*ASSIGNED TASK*. The records below must be reproduced exactly. Strip out the pictures.

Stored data
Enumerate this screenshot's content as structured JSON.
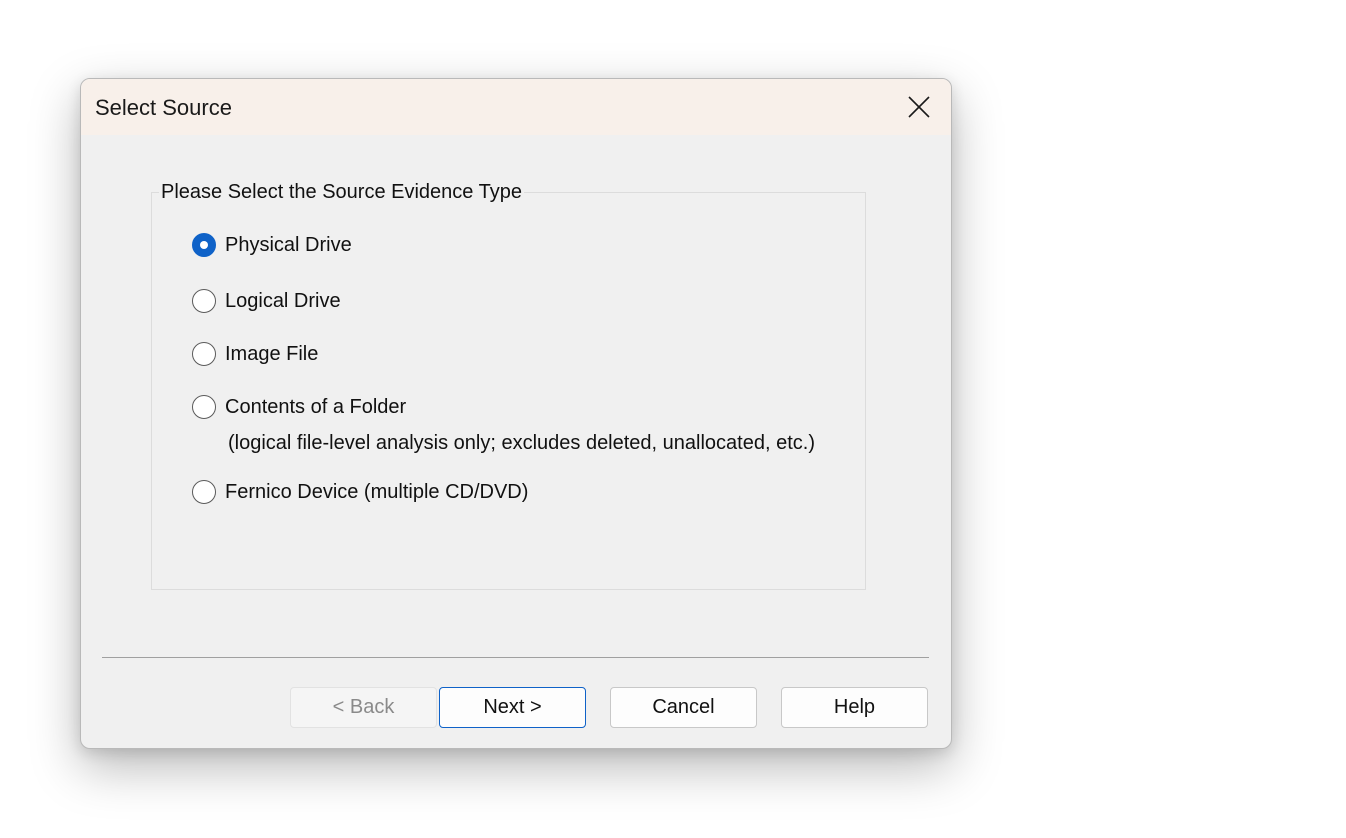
{
  "dialog": {
    "title": "Select Source",
    "close_icon": "close-icon"
  },
  "group": {
    "legend": "Please Select the Source Evidence Type",
    "options": [
      {
        "label": "Physical Drive",
        "checked": true
      },
      {
        "label": "Logical Drive",
        "checked": false
      },
      {
        "label": "Image File",
        "checked": false
      },
      {
        "label": "Contents of a Folder",
        "checked": false
      },
      {
        "label": "Fernico Device (multiple CD/DVD)",
        "checked": false
      }
    ],
    "folder_note": "(logical file-level analysis only; excludes deleted, unallocated, etc.)"
  },
  "buttons": {
    "back": "< Back",
    "next": "Next >",
    "cancel": "Cancel",
    "help": "Help"
  },
  "colors": {
    "accent": "#0f62c8",
    "titlebar": "#f8f0ea",
    "dialog_bg": "#f0f0f0"
  }
}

*RESPONSE FOR THIS EXERCISE*.
Enumerate this screenshot's content as structured JSON.
{
  "dialog": {
    "title": "Select Source",
    "close_icon": "close-icon"
  },
  "group": {
    "legend": "Please Select the Source Evidence Type",
    "options": [
      {
        "label": "Physical Drive",
        "checked": true
      },
      {
        "label": "Logical Drive",
        "checked": false
      },
      {
        "label": "Image File",
        "checked": false
      },
      {
        "label": "Contents of a Folder",
        "checked": false
      },
      {
        "label": "Fernico Device (multiple CD/DVD)",
        "checked": false
      }
    ],
    "folder_note": "(logical file-level analysis only; excludes deleted, unallocated, etc.)"
  },
  "buttons": {
    "back": "< Back",
    "next": "Next >",
    "cancel": "Cancel",
    "help": "Help"
  },
  "colors": {
    "accent": "#0f62c8",
    "titlebar": "#f8f0ea",
    "dialog_bg": "#f0f0f0"
  }
}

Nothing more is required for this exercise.